a. Park near the town centre but with easy access out to the motorway A1 north. You’ll need this later. You can park north of the town or west of the town; either will do.
b. Get there early and wander among the team buses rolling up and parking along Avenue Royale. More close up chats and autographs to be had.
The caravanne is rubbish. Miss it.
c. Watch the start somewhere. Run to your car and get on the A1 north. Enjoy being passed by team cars. Stop at the first service station for a pee and rub shoulders with the fans and teams.
d. Keep moving fast. Time ticks away. Head to your first secteur. No radio, don’t speak French? Get a good data pack and keep track of the race on Twitter.
e. This is where the fun starts. Are you ahead of the race? Look for the helicopters. When you are close you will suddenly find loads of cars just dumped in the middle of nowhere. Park. Quick. Then run towards your secteur stop. Follow the hoards of fans drinking beer that appear from nowhere. Keep an eye on the helicopters and approaching dust cloud and your eye on that race timing.
f. Top Tip #4 Step back. They come faster than you imagine and sometimes right along that path you’re standing on. I’ve seen people fall back into ditches getting out of the way. Marvel at the state of the cobbles and the speed of the riders.
g. Race gone. Get moving. Quickly, join the hoards of team helpers and fans heading out. Top Tip #5 Park at the edge of the car parking melee like I said so you don’t get stuck in the queue.
h. If going to Arenberg head to the North at junction 4 of A23. Again park straight away and walk. Walk a good 200m along the trench and you will find plenty of space. The best bits will be rammed but elsewhere there is space.

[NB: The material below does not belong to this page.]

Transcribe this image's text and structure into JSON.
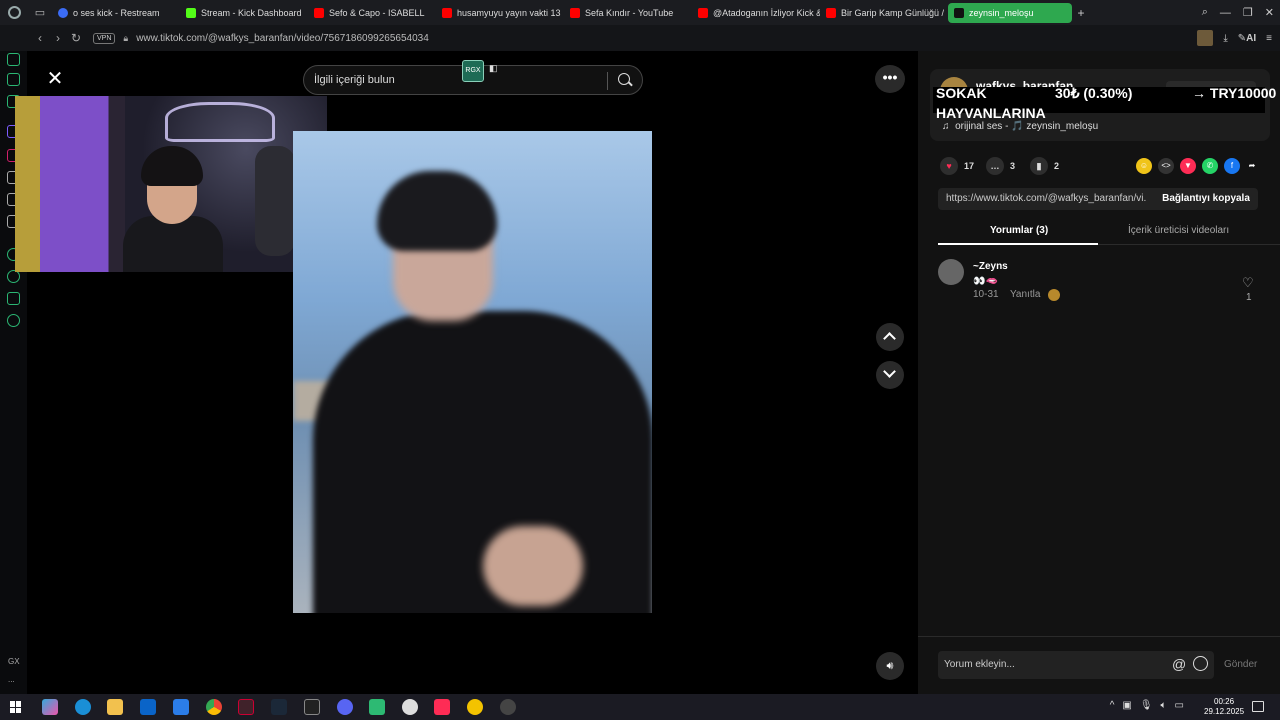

i. Get back on the A23. Head North but time your journey so you are on the motorway at the exact moment the race crosses and goes along side the motorway between secteurs 15 and 14. Top Tip#6 Drive slowly! People literally stop on the motorway to watch (and then pull out without looking. You’re in France)
j. Top Tip#7 Carrefour de L’Arbre 4 is where the final selection is often made and is easy access from the motorway at J23 on A27.
k. Watching the end of the race. You’ve done so well you want to know who’s going to win right? Well you could head to velodrome. Getting to it is an almighty effort but very worth it. You'll have to follow your nose and your navigator will need to make quick decisions as roads get closed and the signs are trying to keep you away. This is where bikes on the back are handy. We chanced our arm into East Roubaix sneaking past 'closed roads', parked the car a couple of miles away and rode down a cycle path straight to the Velodrome. (Somehwere about here
https://goo.gl/maps/vy1mdWUWfJu ). Its extremely busy but find a way in, the North East end is a good place, and sit on the weird bush plant that takes the place of seats. Try and get a view of the big screen and cheer the winner and array of broken riders.
The team buses park here afterwards for close up views of the riders: Avenue du Parc des Sports
We've also headed to a French hotel in Orchies, Hotel Restaurant Le Manoir, which is a cycling hotel and will have it on in the bar. British Cycling have even stayed there. Last year we simply crammed round a tv by the side of le Carrefour de L’arbre with dozens of drunk Belgian fans. Very welcoming!
l. Post race excitement. Top Tip#8 If you’re a #prostalker head to Kortrijk in Belgium and wander by Hotel Messeyne. It’s where Team Sky stay. They will be partying as it’s the end of the classics. You might even bump into a drunk Luke Rowe outside having fag. It’s also a nice town with a fair on that weekend in the town square.
m. Drink beer. Come back next year.